Filter the data for lines with the word "mAddInInstance", then copy every line so identified.

▽

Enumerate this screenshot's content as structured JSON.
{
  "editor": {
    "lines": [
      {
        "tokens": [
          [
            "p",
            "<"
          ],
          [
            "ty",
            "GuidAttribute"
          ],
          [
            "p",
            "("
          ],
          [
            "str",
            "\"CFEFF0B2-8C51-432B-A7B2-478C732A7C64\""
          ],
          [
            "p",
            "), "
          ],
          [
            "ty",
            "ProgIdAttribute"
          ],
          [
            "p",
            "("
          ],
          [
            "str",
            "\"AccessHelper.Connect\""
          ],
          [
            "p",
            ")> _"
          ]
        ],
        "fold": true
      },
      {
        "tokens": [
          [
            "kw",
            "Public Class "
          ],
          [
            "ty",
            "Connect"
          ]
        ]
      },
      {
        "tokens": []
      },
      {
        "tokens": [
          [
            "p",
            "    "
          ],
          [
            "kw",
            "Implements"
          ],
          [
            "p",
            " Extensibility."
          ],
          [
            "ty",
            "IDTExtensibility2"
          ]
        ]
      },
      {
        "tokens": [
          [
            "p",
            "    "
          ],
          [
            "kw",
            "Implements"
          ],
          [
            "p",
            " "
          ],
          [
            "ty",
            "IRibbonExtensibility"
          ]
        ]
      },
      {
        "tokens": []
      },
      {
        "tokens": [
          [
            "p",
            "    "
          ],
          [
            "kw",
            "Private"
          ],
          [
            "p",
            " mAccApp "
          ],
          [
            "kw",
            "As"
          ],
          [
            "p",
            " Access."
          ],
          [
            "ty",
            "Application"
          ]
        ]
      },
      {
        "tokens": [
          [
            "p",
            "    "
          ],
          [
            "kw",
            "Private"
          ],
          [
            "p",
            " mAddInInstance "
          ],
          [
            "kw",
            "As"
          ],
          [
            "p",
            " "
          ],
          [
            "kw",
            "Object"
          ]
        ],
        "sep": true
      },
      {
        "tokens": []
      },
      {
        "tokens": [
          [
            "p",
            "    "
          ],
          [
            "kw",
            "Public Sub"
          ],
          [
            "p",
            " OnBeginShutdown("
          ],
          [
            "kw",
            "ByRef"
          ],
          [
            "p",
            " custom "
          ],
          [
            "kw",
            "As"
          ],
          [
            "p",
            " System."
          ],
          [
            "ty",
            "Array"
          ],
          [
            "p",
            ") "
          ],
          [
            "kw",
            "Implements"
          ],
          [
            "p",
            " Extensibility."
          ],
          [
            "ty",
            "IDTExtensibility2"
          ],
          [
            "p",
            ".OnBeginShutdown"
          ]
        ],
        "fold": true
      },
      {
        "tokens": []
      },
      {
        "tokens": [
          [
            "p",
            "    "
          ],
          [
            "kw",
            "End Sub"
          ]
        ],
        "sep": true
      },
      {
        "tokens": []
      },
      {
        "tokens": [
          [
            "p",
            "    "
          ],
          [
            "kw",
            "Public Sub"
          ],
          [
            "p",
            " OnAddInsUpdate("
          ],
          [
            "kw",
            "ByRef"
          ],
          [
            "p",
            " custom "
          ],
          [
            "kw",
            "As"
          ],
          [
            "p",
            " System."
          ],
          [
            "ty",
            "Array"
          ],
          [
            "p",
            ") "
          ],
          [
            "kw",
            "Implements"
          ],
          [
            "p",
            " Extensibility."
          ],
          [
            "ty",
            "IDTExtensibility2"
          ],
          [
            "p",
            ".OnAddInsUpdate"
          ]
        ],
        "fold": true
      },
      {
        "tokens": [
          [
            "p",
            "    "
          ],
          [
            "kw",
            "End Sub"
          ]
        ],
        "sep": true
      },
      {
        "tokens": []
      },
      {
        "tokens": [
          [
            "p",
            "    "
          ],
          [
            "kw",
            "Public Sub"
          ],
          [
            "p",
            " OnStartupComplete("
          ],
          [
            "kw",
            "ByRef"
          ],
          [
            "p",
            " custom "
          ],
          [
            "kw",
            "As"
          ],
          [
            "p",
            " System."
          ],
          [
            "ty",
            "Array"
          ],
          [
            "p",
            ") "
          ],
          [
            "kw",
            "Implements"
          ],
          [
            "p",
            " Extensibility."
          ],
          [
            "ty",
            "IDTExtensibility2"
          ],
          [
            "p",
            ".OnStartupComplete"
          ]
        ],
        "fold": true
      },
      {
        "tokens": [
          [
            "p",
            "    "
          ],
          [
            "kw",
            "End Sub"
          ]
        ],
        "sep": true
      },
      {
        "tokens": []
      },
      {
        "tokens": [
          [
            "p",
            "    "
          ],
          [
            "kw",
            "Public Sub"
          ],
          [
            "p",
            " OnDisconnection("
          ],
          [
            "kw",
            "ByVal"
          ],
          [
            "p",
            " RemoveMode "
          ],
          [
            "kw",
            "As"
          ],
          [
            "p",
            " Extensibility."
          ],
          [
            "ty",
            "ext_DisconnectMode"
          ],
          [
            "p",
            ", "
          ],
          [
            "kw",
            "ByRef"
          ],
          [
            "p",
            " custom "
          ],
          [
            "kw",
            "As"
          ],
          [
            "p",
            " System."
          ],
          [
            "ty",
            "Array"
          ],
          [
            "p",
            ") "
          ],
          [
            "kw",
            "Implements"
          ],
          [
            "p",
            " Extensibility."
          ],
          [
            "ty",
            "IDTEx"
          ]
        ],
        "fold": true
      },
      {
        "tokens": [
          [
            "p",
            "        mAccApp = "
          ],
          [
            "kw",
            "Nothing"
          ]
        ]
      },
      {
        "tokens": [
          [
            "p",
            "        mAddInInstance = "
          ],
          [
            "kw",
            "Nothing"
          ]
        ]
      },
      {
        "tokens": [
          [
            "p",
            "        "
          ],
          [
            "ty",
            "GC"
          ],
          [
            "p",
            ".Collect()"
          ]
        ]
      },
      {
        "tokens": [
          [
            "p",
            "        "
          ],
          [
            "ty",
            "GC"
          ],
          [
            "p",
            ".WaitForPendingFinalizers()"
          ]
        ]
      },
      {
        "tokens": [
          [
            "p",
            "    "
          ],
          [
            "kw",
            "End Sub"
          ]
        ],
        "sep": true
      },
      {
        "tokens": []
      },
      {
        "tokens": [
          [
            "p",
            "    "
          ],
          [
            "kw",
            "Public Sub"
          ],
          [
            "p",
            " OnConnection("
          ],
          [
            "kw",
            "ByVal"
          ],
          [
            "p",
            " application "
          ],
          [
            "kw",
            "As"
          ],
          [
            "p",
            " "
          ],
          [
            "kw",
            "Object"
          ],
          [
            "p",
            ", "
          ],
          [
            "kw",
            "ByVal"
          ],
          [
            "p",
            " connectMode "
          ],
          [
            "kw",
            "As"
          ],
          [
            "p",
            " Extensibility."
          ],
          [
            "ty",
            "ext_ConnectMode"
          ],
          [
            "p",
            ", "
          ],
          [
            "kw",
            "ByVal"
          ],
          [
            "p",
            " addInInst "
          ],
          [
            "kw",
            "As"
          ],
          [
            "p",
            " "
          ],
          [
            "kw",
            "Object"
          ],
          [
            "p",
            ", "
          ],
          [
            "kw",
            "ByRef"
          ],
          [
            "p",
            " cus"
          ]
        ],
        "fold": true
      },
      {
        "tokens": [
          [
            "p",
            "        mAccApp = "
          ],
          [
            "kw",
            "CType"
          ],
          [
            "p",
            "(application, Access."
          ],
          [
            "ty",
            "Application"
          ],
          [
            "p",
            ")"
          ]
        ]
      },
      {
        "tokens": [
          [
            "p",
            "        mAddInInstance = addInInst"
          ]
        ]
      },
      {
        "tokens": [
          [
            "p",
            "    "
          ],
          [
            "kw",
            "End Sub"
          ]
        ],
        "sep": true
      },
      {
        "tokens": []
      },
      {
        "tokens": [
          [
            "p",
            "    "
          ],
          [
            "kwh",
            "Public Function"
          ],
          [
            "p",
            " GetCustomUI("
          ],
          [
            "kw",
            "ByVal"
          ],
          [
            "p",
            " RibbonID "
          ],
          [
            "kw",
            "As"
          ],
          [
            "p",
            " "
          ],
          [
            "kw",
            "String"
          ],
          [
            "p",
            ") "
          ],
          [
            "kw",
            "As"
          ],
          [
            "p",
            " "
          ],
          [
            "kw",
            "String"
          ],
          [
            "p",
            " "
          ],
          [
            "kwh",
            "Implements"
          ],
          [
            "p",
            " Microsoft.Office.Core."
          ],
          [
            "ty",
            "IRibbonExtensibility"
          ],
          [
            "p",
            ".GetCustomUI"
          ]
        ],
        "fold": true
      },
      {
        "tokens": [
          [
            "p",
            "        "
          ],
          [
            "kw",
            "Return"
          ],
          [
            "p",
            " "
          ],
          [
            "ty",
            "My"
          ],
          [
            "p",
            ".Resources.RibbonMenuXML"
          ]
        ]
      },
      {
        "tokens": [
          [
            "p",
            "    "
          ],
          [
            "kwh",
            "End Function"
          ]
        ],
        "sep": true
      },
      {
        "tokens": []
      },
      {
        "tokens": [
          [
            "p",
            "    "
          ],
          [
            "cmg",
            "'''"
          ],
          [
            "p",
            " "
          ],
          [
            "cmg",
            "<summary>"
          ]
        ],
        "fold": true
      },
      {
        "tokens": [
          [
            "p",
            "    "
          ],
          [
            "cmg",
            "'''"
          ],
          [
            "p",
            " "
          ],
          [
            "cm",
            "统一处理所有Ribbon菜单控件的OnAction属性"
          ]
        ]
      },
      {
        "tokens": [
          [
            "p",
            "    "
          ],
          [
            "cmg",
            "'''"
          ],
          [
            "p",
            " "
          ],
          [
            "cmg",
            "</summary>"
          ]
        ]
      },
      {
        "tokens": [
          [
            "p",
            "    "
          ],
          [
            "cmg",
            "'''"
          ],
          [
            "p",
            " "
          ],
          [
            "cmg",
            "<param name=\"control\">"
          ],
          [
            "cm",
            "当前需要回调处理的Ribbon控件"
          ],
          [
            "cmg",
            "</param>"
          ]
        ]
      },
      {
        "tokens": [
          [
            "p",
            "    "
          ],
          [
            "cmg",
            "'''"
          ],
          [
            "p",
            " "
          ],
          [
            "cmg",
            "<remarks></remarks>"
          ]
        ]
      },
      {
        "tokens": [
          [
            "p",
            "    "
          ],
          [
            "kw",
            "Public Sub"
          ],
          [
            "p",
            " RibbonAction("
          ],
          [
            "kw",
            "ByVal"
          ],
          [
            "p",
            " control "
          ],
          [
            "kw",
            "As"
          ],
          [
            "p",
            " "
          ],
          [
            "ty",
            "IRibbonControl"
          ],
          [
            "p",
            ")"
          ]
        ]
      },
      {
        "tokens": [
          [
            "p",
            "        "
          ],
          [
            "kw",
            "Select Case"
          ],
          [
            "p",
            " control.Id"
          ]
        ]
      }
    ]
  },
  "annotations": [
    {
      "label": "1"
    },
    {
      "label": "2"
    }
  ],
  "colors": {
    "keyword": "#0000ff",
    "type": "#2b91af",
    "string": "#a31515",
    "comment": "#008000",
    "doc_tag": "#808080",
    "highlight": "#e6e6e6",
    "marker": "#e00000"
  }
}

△

**TASK SOLUTION**
            " mAddInInstance "
            "        mAddInInstance = "
            "        mAddInInstance = addInInst"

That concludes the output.